**BRIEF**
Which lines in the data contain the word "value"? Please copy each of them.

**Web page and app entries**
==============================
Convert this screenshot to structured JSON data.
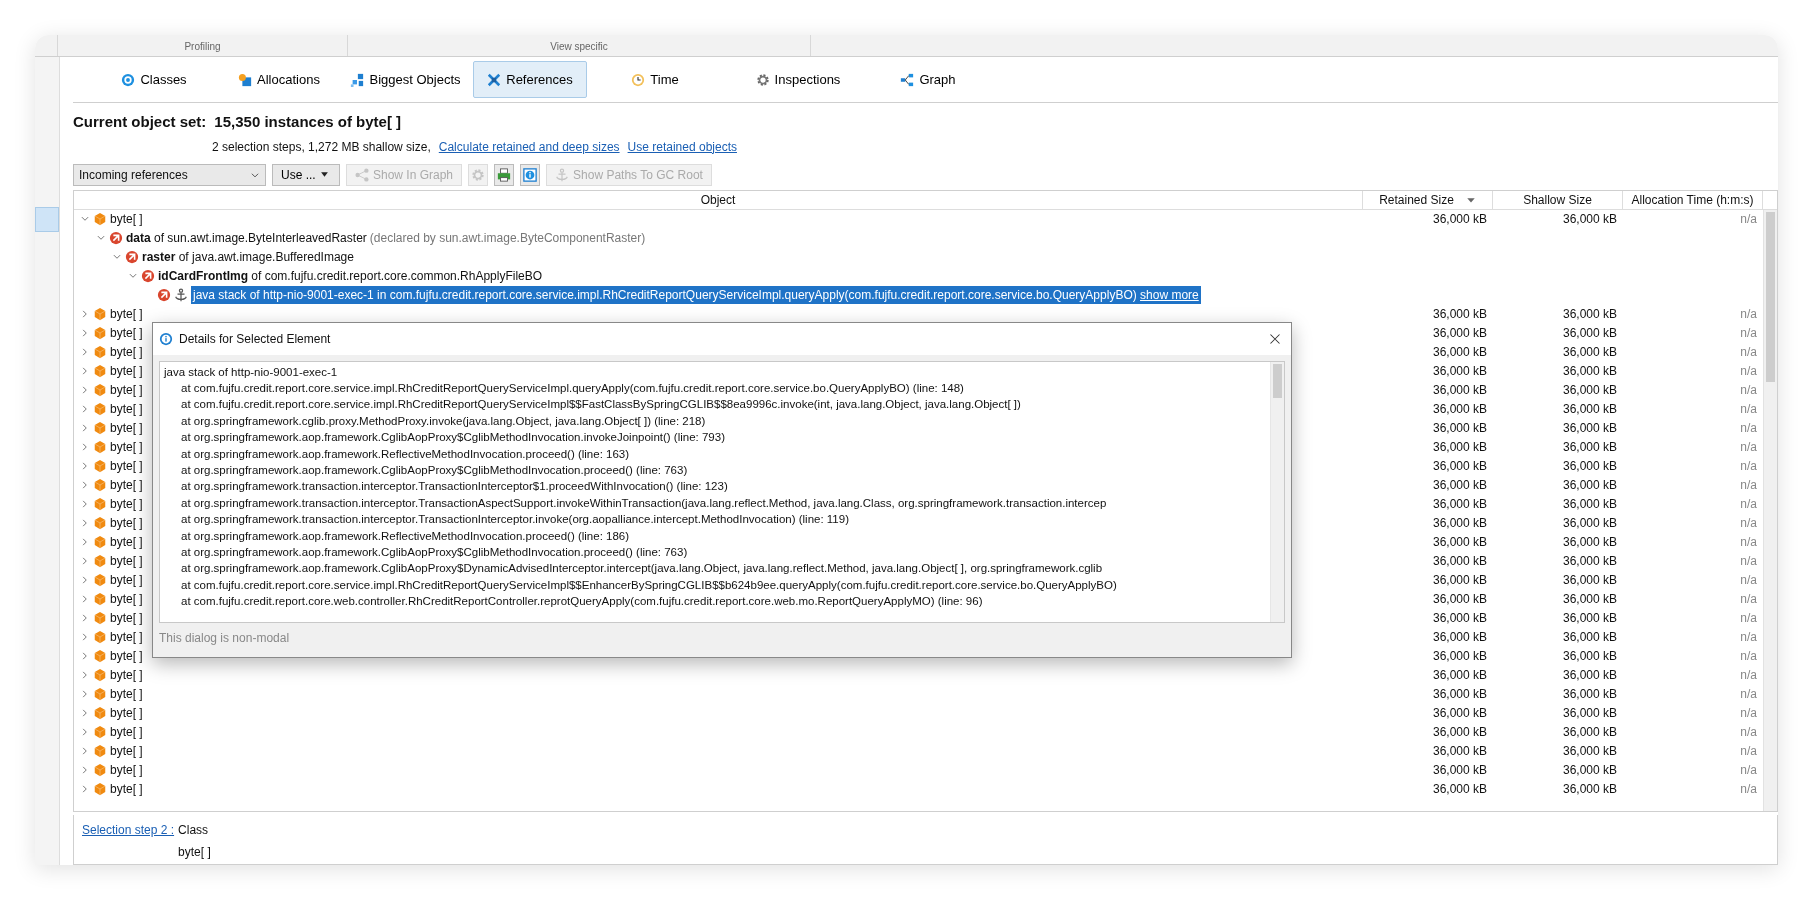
{
  "ribbon": {
    "groups": [
      "Profiling",
      "View specific"
    ]
  },
  "sidebar": {
    "items": [
      {
        "selected": true
      }
    ]
  },
  "tabs": [
    {
      "label": "Classes",
      "selected": false
    },
    {
      "label": "Allocations",
      "selected": false
    },
    {
      "label": "Biggest Objects",
      "selected": false
    },
    {
      "label": "References",
      "selected": true
    },
    {
      "label": "Time",
      "selected": false
    },
    {
      "label": "Inspections",
      "selected": false
    },
    {
      "label": "Graph",
      "selected": false
    }
  ],
  "current_object_set": {
    "label": "Current object set:",
    "value": "15,350 instances of byte[ ]",
    "details": "2 selection steps, 1,272 MB shallow size,",
    "links": [
      "Calculate retained and deep sizes",
      "Use retained objects"
    ]
  },
  "toolbar": {
    "view_select": {
      "value": "Incoming references"
    },
    "buttons": [
      {
        "kind": "menu",
        "label": "Use ...",
        "disabled": false
      },
      {
        "kind": "text",
        "label": "Show In Graph",
        "disabled": true
      },
      {
        "kind": "icon",
        "disabled": true
      },
      {
        "kind": "icon",
        "disabled": false
      },
      {
        "kind": "icon",
        "disabled": false
      },
      {
        "kind": "text",
        "label": "Show Paths To GC Root",
        "disabled": true
      }
    ]
  },
  "table": {
    "columns": [
      {
        "label": "Object",
        "sorted": false
      },
      {
        "label": "Retained Size",
        "sorted": true
      },
      {
        "label": "Shallow Size",
        "sorted": false
      },
      {
        "label": "Allocation Time (h:m:s)",
        "sorted": false
      }
    ],
    "rows": [
      {
        "kind": "class",
        "label": "byte[ ]",
        "expanded": true,
        "selected": false,
        "retained_size": "36,000 kB",
        "shallow_size": "36,000 kB",
        "allocation_time": "n/a",
        "children": [
          {
            "kind": "field",
            "label": "**data** of sun.awt.image.ByteInterleavedRaster",
            "note": "(declared by sun.awt.image.ByteComponentRaster)",
            "expanded": true,
            "selected": false,
            "children": [
              {
                "kind": "field",
                "label": "**raster** of java.awt.image.BufferedImage",
                "expanded": true,
                "selected": false,
                "children": [
                  {
                    "kind": "field",
                    "label": "**idCardFrontImg** of com.fujfu.credit.report.core.common.RhApplyFileBO",
                    "expanded": true,
                    "selected": false,
                    "children": [
                      {
                        "kind": "stack",
                        "label": "java stack of http-nio-9001-exec-1 in com.fujfu.credit.report.core.service.impl.RhCreditReportQueryServiceImpl.queryApply(com.fujfu.credit.report.core.service.bo.QueryApplyBO)",
                        "link": "show more",
                        "selected": true
                      }
                    ]
                  }
                ]
              }
            ]
          }
        ]
      },
      {
        "kind": "class",
        "label": "byte[ ]",
        "expanded": false,
        "selected": false,
        "retained_size": "36,000 kB",
        "shallow_size": "36,000 kB",
        "allocation_time": "n/a"
      },
      {
        "kind": "class",
        "label": "byte[ ]",
        "expanded": false,
        "selected": false,
        "retained_size": "36,000 kB",
        "shallow_size": "36,000 kB",
        "allocation_time": "n/a"
      },
      {
        "kind": "class",
        "label": "byte[ ]",
        "expanded": false,
        "selected": false,
        "retained_size": "36,000 kB",
        "shallow_size": "36,000 kB",
        "allocation_time": "n/a"
      },
      {
        "kind": "class",
        "label": "byte[ ]",
        "expanded": false,
        "selected": false,
        "retained_size": "36,000 kB",
        "shallow_size": "36,000 kB",
        "allocation_time": "n/a"
      },
      {
        "kind": "class",
        "label": "byte[ ]",
        "expanded": false,
        "selected": false,
        "retained_size": "36,000 kB",
        "shallow_size": "36,000 kB",
        "allocation_time": "n/a"
      },
      {
        "kind": "class",
        "label": "byte[ ]",
        "expanded": false,
        "selected": false,
        "retained_size": "36,000 kB",
        "shallow_size": "36,000 kB",
        "allocation_time": "n/a"
      },
      {
        "kind": "class",
        "label": "byte[ ]",
        "expanded": false,
        "selected": false,
        "retained_size": "36,000 kB",
        "shallow_size": "36,000 kB",
        "allocation_time": "n/a"
      },
      {
        "kind": "class",
        "label": "byte[ ]",
        "expanded": false,
        "selected": false,
        "retained_size": "36,000 kB",
        "shallow_size": "36,000 kB",
        "allocation_time": "n/a"
      },
      {
        "kind": "class",
        "label": "byte[ ]",
        "expanded": false,
        "selected": false,
        "retained_size": "36,000 kB",
        "shallow_size": "36,000 kB",
        "allocation_time": "n/a"
      },
      {
        "kind": "class",
        "label": "byte[ ]",
        "expanded": false,
        "selected": false,
        "retained_size": "36,000 kB",
        "shallow_size": "36,000 kB",
        "allocation_time": "n/a"
      },
      {
        "kind": "class",
        "label": "byte[ ]",
        "expanded": false,
        "selected": false,
        "retained_size": "36,000 kB",
        "shallow_size": "36,000 kB",
        "allocation_time": "n/a"
      },
      {
        "kind": "class",
        "label": "byte[ ]",
        "expanded": false,
        "selected": false,
        "retained_size": "36,000 kB",
        "shallow_size": "36,000 kB",
        "allocation_time": "n/a"
      },
      {
        "kind": "class",
        "label": "byte[ ]",
        "expanded": false,
        "selected": false,
        "retained_size": "36,000 kB",
        "shallow_size": "36,000 kB",
        "allocation_time": "n/a"
      },
      {
        "kind": "class",
        "label": "byte[ ]",
        "expanded": false,
        "selected": false,
        "retained_size": "36,000 kB",
        "shallow_size": "36,000 kB",
        "allocation_time": "n/a"
      },
      {
        "kind": "class",
        "label": "byte[ ]",
        "expanded": false,
        "selected": false,
        "retained_size": "36,000 kB",
        "shallow_size": "36,000 kB",
        "allocation_time": "n/a"
      },
      {
        "kind": "class",
        "label": "byte[ ]",
        "expanded": false,
        "selected": false,
        "retained_size": "36,000 kB",
        "shallow_size": "36,000 kB",
        "allocation_time": "n/a"
      },
      {
        "kind": "class",
        "label": "byte[ ]",
        "expanded": false,
        "selected": false,
        "retained_size": "36,000 kB",
        "shallow_size": "36,000 kB",
        "allocation_time": "n/a"
      },
      {
        "kind": "class",
        "label": "byte[ ]",
        "expanded": false,
        "selected": false,
        "retained_size": "36,000 kB",
        "shallow_size": "36,000 kB",
        "allocation_time": "n/a"
      },
      {
        "kind": "class",
        "label": "byte[ ]",
        "expanded": false,
        "selected": false,
        "retained_size": "36,000 kB",
        "shallow_size": "36,000 kB",
        "allocation_time": "n/a"
      },
      {
        "kind": "class",
        "label": "byte[ ]",
        "expanded": false,
        "selected": false,
        "retained_size": "36,000 kB",
        "shallow_size": "36,000 kB",
        "allocation_time": "n/a"
      },
      {
        "kind": "class",
        "label": "byte[ ]",
        "expanded": false,
        "selected": false,
        "retained_size": "36,000 kB",
        "shallow_size": "36,000 kB",
        "allocation_time": "n/a"
      },
      {
        "kind": "class",
        "label": "byte[ ]",
        "expanded": false,
        "selected": false,
        "retained_size": "36,000 kB",
        "shallow_size": "36,000 kB",
        "allocation_time": "n/a"
      },
      {
        "kind": "class",
        "label": "byte[ ]",
        "expanded": false,
        "selected": false,
        "retained_size": "36,000 kB",
        "shallow_size": "36,000 kB",
        "allocation_time": "n/a"
      },
      {
        "kind": "class",
        "label": "byte[ ]",
        "expanded": false,
        "selected": false,
        "retained_size": "36,000 kB",
        "shallow_size": "36,000 kB",
        "allocation_time": "n/a"
      },
      {
        "kind": "class",
        "label": "byte[ ]",
        "expanded": false,
        "selected": false,
        "retained_size": "36,000 kB",
        "shallow_size": "36,000 kB",
        "allocation_time": "n/a"
      },
      {
        "kind": "class",
        "label": "byte[ ]",
        "expanded": false,
        "selected": false,
        "retained_size": "36,000 kB",
        "shallow_size": "36,000 kB",
        "allocation_time": "n/a"
      }
    ]
  },
  "details_dialog": {
    "title": "Details for Selected Element",
    "heading": "java stack of http-nio-9001-exec-1",
    "frames": [
      "at com.fujfu.credit.report.core.service.impl.RhCreditReportQueryServiceImpl.queryApply(com.fujfu.credit.report.core.service.bo.QueryApplyBO) (line: 148)",
      "at com.fujfu.credit.report.core.service.impl.RhCreditReportQueryServiceImpl$$FastClassBySpringCGLIB$$8ea9996c.invoke(int, java.lang.Object, java.lang.Object[ ])",
      "at org.springframework.cglib.proxy.MethodProxy.invoke(java.lang.Object, java.lang.Object[ ]) (line: 218)",
      "at org.springframework.aop.framework.CglibAopProxy$CglibMethodInvocation.invokeJoinpoint() (line: 793)",
      "at org.springframework.aop.framework.ReflectiveMethodInvocation.proceed() (line: 163)",
      "at org.springframework.aop.framework.CglibAopProxy$CglibMethodInvocation.proceed() (line: 763)",
      "at org.springframework.transaction.interceptor.TransactionInterceptor$1.proceedWithInvocation() (line: 123)",
      "at org.springframework.transaction.interceptor.TransactionAspectSupport.invokeWithinTransaction(java.lang.reflect.Method, java.lang.Class, org.springframework.transaction.intercep",
      "at org.springframework.transaction.interceptor.TransactionInterceptor.invoke(org.aopalliance.intercept.MethodInvocation) (line: 119)",
      "at org.springframework.aop.framework.ReflectiveMethodInvocation.proceed() (line: 186)",
      "at org.springframework.aop.framework.CglibAopProxy$CglibMethodInvocation.proceed() (line: 763)",
      "at org.springframework.aop.framework.CglibAopProxy$DynamicAdvisedInterceptor.intercept(java.lang.Object, java.lang.reflect.Method, java.lang.Object[ ], org.springframework.cglib",
      "at com.fujfu.credit.report.core.service.impl.RhCreditReportQueryServiceImpl$$EnhancerBySpringCGLIB$$b624b9ee.queryApply(com.fujfu.credit.report.core.service.bo.QueryApplyBO)",
      "at com.fujfu.credit.report.core.web.controller.RhCreditReportController.reprotQueryApply(com.fujfu.credit.report.core.web.mo.ReportQueryApplyMO) (line: 96)"
    ],
    "footer": "This dialog is non-modal"
  },
  "selection_panel": {
    "link": "Selection step 2 :",
    "label": "Class",
    "value": "byte[ ]"
  }
}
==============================
**FINISHED TASK**
    "value": "15,350 instances of byte[ ]",
      "value": "Incoming references"
    "value": "byte[ ]"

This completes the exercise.